Yellow Witch’s Butter (Tremella mesenterica) is appropriately named due to the color and perceived texture of the fungus as well as the now-dismissed notion that it was used by witches to hex people in the area it was first described, Sweden. It is commonly found on maples, alders, pine, and poplar in wet to mesic wooded areas and can also be found on dead (but still attached) branches and freshly fallen limbs. Fruiting bodies appear as gelatinous amorphous blobs with a glossy finish and a semi-solid consistency. They are noted by some groups as being edible but are generally known to have very little flavor and an unpleasant texture. There are also a few species of fungus that resemble T. mesenterica with minor physical differences such as a matte finish or differing size of folds or creases.

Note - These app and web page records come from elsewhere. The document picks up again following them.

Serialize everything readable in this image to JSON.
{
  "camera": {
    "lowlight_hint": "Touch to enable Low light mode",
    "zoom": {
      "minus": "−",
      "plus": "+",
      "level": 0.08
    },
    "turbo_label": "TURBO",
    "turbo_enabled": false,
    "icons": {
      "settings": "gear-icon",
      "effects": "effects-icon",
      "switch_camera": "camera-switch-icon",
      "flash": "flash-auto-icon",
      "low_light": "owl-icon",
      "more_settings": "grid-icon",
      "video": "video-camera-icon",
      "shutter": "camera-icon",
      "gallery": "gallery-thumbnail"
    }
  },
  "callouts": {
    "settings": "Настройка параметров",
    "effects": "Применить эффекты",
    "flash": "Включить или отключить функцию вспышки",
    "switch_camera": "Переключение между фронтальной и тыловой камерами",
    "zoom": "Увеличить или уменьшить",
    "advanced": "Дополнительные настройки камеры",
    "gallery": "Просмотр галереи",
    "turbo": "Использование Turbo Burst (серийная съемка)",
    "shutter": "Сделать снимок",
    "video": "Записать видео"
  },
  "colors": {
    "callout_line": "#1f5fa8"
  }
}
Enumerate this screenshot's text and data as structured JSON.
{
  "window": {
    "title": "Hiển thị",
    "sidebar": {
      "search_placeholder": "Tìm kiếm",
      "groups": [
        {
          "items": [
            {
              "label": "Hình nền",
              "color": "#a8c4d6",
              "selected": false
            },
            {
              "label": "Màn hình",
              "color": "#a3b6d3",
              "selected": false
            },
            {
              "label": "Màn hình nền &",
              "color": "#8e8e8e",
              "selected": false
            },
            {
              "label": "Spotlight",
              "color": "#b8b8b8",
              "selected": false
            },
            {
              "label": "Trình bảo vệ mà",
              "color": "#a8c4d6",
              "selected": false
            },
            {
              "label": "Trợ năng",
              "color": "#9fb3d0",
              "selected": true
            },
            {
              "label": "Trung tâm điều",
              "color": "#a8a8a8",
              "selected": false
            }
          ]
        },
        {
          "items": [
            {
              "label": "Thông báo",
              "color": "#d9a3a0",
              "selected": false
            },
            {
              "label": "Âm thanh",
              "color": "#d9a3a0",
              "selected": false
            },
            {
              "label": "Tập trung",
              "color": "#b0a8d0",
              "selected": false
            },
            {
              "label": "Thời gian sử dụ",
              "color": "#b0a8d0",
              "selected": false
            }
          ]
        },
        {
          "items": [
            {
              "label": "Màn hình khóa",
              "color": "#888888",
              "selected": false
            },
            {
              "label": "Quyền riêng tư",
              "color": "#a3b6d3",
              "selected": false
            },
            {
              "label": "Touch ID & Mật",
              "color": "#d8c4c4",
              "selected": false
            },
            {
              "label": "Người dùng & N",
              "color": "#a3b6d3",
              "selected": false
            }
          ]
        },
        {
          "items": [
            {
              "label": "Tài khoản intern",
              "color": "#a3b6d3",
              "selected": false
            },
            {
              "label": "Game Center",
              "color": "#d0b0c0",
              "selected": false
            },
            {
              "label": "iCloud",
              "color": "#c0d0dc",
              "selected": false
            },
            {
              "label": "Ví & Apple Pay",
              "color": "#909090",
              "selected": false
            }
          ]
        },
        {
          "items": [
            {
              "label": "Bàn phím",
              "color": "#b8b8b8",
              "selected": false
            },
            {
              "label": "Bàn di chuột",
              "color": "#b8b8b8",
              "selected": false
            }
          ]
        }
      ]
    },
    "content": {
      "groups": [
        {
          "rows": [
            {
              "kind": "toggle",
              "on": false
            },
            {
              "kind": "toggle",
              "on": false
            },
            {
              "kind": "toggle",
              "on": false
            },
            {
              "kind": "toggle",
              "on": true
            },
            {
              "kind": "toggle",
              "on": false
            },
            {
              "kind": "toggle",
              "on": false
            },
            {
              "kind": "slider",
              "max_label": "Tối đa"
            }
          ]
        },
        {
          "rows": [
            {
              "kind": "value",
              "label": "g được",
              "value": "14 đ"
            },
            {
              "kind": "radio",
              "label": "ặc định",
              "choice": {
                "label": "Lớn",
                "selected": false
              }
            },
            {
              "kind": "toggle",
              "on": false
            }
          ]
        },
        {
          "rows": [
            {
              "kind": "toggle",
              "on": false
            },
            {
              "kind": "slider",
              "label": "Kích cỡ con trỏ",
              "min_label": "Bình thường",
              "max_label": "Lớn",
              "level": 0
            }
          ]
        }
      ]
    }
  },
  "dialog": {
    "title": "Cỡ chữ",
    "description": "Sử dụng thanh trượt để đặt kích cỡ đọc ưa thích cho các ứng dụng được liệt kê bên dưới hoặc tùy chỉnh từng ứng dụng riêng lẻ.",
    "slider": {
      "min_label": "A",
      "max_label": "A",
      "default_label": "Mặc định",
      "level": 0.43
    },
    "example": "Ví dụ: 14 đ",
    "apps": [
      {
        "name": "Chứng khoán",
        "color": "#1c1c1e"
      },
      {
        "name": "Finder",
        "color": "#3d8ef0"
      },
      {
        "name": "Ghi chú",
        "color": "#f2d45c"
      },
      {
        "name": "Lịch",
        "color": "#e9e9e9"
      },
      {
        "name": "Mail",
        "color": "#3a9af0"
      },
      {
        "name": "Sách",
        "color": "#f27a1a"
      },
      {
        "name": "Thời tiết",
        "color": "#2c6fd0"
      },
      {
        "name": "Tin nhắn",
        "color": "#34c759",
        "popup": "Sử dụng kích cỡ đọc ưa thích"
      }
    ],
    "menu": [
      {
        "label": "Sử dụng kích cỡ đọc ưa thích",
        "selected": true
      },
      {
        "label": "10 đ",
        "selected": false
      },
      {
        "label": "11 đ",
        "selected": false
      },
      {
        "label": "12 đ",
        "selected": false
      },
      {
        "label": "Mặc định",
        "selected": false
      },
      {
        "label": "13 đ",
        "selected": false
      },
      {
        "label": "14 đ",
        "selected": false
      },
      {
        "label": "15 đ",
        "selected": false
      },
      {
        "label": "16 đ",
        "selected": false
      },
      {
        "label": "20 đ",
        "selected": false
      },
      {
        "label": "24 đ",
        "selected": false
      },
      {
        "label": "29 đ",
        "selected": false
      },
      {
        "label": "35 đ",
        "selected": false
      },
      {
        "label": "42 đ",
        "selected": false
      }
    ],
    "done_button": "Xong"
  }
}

Black Witch’s Butter (Exidia glandulosa) is much the same despite being placed into a different genus. It is also found on recently dead and decaying wood, but tends to associate primarily with oaks, hazel, or beech. E. glandulosa is known to primarily consume a layer of woody plants called the cambium. The cambium is the only living and growing part of woody plants. It is a very thin layer of cells located between the bark and center wood of the plant. As a result, woody plants colonized by this organism will lose bark and help to improve the decomposition process.
To recap, both species are known to have a metropolitan distribution, meaning they are found widely throughout the globe. They are known to colonize recently dead branches and limbs and can be found throughout the year following a period of rain or high humidity. Should you ever come across the mysterious looking Witch’s Butter on your travels, thank it for its contribution in helping keep woody debris to a minimum in our forests, and watch your back for whoever might be seeking ingredients for spells!
Engineering Resource Associates, Inc. (ERA) is a consulting firm providing civil engineering, structural engineering, environmental science, and surveying.